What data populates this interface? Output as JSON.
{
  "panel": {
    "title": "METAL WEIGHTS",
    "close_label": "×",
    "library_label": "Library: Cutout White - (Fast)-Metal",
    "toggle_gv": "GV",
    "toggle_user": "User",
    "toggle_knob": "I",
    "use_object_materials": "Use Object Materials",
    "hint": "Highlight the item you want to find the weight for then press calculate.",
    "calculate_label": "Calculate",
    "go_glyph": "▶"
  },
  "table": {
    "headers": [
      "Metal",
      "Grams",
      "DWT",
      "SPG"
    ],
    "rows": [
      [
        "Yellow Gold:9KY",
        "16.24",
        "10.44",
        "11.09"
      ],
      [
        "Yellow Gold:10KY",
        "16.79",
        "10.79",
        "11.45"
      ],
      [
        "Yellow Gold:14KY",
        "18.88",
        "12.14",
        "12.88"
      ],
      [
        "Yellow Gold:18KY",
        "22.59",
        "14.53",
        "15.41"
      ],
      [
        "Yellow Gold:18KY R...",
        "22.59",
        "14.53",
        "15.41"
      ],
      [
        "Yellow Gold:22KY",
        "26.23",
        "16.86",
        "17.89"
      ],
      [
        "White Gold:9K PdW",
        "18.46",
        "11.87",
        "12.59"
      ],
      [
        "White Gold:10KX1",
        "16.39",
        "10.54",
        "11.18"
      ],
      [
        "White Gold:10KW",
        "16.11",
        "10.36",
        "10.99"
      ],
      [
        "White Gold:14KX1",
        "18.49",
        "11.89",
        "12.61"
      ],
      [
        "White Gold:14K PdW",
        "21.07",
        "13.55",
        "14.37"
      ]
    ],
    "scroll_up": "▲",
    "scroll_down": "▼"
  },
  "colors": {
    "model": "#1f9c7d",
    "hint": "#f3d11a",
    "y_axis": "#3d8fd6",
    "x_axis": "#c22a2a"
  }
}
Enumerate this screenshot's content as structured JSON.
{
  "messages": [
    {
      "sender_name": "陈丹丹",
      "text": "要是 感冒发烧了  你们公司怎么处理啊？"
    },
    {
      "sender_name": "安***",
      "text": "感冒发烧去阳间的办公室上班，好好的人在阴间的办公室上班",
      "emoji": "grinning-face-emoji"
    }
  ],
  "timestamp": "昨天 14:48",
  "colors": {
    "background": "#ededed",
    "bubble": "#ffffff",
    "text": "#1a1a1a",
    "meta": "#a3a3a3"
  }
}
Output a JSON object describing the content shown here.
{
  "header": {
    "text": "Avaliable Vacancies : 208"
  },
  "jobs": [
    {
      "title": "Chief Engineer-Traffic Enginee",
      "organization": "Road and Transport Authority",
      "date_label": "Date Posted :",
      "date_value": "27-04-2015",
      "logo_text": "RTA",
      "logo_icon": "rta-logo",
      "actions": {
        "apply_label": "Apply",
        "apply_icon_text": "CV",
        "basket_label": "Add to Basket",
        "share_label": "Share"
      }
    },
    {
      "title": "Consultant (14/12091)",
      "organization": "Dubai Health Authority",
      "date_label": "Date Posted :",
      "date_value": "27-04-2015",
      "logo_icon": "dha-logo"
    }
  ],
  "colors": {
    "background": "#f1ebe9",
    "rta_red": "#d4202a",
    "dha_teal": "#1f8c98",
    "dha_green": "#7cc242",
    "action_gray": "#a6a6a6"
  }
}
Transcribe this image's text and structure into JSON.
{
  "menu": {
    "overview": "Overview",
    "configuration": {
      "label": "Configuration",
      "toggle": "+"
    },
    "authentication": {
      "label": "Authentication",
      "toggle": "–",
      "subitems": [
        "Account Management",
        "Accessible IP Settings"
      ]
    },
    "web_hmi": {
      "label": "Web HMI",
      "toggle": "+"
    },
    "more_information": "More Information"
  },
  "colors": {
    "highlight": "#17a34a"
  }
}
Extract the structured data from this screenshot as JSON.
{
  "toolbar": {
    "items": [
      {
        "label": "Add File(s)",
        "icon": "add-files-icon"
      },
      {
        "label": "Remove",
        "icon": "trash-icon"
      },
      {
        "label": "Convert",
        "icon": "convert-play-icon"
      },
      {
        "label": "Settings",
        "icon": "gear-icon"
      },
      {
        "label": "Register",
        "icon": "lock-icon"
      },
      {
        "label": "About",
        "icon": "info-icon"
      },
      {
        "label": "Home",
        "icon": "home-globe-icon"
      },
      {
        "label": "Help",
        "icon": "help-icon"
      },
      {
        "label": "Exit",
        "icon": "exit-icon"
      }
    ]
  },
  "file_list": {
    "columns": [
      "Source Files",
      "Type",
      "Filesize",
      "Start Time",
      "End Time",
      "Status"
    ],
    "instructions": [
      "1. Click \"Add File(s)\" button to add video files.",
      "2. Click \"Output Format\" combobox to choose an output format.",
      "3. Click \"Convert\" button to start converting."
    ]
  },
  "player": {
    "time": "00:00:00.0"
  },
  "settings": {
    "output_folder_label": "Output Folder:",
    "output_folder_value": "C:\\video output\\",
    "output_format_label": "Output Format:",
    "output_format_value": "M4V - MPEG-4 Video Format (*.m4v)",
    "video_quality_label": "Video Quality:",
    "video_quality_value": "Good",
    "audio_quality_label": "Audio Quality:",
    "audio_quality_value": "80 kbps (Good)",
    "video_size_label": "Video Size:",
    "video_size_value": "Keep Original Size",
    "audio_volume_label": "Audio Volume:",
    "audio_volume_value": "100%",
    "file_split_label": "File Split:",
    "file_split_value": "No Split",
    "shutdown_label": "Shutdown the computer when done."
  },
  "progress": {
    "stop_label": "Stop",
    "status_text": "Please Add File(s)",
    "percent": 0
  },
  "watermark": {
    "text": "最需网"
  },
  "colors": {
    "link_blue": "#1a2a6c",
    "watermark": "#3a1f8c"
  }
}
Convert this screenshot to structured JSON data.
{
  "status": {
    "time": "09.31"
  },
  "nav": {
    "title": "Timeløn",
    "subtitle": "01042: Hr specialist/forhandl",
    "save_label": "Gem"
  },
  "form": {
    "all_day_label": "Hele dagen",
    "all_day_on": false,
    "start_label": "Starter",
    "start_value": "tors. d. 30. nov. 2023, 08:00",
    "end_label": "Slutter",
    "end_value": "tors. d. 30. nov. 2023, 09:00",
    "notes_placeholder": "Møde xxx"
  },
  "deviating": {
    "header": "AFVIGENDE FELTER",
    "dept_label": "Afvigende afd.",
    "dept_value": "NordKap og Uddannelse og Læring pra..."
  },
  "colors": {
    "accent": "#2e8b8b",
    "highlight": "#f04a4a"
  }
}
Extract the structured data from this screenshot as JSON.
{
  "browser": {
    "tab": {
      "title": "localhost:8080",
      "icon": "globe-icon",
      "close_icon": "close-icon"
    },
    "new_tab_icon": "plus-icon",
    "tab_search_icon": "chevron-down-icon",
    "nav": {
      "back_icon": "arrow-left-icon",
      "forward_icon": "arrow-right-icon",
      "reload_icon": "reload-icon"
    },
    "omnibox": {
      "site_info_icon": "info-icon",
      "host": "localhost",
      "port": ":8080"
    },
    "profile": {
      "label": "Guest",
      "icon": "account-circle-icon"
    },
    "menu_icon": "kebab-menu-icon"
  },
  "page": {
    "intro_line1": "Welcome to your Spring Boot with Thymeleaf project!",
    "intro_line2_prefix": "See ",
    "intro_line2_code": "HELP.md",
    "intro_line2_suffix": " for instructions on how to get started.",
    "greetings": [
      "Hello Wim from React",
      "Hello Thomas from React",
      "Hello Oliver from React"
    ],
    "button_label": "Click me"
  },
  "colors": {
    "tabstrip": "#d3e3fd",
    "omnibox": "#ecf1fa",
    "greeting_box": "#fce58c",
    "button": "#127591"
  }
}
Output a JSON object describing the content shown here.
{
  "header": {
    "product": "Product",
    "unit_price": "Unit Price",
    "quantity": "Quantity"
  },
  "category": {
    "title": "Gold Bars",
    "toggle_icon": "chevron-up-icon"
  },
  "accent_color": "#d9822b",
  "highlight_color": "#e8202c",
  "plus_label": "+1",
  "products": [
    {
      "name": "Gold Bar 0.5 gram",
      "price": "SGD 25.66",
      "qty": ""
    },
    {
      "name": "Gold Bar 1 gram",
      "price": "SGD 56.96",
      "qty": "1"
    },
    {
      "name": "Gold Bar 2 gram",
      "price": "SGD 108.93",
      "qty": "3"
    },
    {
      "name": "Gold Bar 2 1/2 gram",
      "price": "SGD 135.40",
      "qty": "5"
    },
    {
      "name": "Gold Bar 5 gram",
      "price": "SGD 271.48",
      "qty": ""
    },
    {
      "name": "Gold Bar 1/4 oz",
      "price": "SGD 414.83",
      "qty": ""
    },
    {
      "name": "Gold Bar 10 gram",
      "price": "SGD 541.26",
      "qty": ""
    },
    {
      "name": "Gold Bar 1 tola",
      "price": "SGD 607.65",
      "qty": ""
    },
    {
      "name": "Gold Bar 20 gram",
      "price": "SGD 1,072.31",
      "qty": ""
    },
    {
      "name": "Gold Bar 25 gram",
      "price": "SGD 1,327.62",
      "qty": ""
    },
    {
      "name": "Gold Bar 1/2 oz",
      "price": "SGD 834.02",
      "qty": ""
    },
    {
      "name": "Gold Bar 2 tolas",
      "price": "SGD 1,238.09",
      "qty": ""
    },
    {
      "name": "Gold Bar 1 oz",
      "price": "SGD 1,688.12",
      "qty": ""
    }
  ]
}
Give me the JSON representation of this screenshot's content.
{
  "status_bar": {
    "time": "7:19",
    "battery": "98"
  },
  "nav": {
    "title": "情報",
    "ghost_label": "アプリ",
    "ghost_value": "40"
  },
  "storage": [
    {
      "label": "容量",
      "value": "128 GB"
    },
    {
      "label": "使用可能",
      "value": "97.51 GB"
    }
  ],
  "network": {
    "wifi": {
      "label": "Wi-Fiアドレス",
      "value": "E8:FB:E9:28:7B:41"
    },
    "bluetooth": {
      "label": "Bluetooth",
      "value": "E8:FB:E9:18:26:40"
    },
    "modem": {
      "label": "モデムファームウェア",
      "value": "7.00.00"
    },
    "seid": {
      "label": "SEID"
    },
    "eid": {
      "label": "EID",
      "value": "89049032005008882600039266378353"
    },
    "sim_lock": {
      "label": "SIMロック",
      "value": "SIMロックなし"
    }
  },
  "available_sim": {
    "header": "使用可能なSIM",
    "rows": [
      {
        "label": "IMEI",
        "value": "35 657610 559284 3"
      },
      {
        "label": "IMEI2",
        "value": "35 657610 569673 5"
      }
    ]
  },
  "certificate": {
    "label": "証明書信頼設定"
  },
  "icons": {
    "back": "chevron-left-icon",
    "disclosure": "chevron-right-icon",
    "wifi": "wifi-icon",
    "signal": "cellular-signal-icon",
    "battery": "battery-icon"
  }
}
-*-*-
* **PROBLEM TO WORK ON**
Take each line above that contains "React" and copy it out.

* **WRITTEN RESPONSE**
      "Hello Wim from React",
      "Hello Thomas from React",
      "Hello Oliver from React"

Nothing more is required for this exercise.